Forgive me, in my overzealous typing this morning, I wrote that oil derived from algae has 1000 times the production yield of corn- and soy-based ethanol. That number is certainly debatable – a more realistic figure would be 50 -100. And 50 – 100 times the yield is still huge, but I should have been more careful with my number-tossing.

Since that post, this post appeared on the WiredBlog Network, further emphasizing that corn-based ethanol is not the way to go. As many have pointed out, to get rid of the food vs. fuel debate, you have to remove food from the equation, and look at crops such as algae, jatropha, switchgrass and poplar.

Tomorrow – that’s Friday – you can listen to CBC’s Ontario Today to hear about how Ontario farmers are looking to corn-based ethanol as a cash crop. For anyone who can, I recommend you call in and ask the hard questions.

food vs. fuel

13 03 2008

My friend Chris wrote, “Why is it when someone is painting their picket fence and they run out of paint 3/4 of the way through, their only solution to the dilemma is to buy more paint — even if it has to be a different type of paint?”

It’s a question worth asking, as we dig our way out of the climate change mess we’re in. Rather than finding new sources of oil for transportation, shouldn’t we be questioning our reliance upon it in in the first place?
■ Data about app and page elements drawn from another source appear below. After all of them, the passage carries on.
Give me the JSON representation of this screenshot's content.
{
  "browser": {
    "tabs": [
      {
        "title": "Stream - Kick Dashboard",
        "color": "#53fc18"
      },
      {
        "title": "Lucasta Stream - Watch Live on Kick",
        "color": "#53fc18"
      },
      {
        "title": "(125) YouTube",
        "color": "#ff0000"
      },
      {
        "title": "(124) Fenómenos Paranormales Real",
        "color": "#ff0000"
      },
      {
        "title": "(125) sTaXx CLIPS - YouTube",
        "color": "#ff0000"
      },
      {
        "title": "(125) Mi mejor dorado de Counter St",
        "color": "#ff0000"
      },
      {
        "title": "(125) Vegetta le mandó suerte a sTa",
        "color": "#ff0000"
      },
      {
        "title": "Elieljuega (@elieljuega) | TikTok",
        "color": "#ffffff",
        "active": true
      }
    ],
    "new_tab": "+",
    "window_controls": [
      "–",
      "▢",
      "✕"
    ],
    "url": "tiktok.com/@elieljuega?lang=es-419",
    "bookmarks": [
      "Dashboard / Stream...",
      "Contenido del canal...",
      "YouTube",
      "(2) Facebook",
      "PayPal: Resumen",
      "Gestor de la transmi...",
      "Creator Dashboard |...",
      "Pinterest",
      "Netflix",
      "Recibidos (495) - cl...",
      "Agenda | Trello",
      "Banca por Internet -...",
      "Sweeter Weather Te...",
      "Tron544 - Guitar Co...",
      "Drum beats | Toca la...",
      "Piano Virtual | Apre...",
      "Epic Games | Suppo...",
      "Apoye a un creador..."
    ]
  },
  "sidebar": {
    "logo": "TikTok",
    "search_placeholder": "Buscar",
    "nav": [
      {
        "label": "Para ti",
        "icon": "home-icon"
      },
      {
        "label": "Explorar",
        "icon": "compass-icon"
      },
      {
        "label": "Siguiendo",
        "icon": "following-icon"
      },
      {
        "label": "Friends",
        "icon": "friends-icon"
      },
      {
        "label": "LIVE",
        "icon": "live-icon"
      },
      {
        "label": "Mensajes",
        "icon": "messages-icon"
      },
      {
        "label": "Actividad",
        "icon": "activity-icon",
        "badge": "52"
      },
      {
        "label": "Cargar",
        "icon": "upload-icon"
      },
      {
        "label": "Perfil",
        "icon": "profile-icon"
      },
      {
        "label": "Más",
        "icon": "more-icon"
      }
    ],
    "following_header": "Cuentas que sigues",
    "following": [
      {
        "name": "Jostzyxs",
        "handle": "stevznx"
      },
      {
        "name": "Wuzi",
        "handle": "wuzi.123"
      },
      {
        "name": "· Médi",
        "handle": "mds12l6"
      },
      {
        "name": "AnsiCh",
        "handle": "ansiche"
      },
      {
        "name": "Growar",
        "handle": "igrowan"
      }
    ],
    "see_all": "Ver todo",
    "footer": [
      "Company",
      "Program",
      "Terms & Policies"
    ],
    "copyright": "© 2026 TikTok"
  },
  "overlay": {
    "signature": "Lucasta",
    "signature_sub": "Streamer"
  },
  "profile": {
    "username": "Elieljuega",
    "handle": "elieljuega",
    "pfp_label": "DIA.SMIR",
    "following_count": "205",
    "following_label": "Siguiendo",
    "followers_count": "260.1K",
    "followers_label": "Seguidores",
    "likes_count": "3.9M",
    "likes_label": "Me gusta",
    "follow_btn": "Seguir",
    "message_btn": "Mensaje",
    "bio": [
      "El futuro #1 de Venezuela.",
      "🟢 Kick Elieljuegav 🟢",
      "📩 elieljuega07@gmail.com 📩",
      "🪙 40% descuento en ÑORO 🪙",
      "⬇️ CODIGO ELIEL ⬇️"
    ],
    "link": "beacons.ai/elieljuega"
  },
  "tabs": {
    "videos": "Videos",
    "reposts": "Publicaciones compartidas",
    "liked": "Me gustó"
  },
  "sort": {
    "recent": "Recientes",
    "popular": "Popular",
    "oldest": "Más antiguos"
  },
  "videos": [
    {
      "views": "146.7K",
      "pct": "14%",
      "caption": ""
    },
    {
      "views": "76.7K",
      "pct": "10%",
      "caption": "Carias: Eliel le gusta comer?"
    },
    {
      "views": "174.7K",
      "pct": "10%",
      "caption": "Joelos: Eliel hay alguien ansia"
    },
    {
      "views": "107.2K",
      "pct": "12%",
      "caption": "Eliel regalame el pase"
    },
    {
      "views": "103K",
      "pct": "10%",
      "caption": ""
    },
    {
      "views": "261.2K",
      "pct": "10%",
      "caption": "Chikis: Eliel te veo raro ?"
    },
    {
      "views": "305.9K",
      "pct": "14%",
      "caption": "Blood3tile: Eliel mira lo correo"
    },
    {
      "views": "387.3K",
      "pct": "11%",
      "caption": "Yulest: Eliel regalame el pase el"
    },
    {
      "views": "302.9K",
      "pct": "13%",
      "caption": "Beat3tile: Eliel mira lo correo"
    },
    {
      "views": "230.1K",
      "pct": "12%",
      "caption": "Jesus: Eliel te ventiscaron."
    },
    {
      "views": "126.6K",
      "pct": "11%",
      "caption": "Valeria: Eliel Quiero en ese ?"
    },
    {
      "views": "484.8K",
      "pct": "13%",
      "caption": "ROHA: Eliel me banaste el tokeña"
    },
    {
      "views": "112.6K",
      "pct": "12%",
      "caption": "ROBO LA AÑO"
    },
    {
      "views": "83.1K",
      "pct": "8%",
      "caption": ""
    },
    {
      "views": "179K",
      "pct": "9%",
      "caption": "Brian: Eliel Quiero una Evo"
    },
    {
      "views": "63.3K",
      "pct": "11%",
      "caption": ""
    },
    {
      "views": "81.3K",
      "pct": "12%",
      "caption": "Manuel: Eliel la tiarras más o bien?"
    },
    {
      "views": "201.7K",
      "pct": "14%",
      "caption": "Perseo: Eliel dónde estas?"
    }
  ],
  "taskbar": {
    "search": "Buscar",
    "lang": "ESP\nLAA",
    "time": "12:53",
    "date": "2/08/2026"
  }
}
Forgive us, maybe that’s crazy talk there.

Barring a revolution though, it’s important to look at our “new colour of paint.” Right now, that’s biofuels. Producing biofuels from food plants (e.g. corn, soybeans) threatens local and global food security. And yes, there are alternatives. My personal favourite is oil derived from algae. It currently has the potential to deliver 1000x the oil yield per acre than sources like corn and soybeans. I think if we’re going to grow corn and soybeans, it should be to feed the billion undernourished people in the world, not to fuel our damn cars.

This weekend, the G20 group of countries (the 20 largest economies who are responsible for more than 75% of the world’s carbon emissions) will meet in China and Japan to begin climate change talks that will lead up to the G8 summit this summer. Before the summit, is creating a global cry for sustainable biofuels. You can send your leader a message to adopt global sustainability standards for biofuels.

If you support this stance on biofuels, please go to the website and add your name. I do think it makes a difference.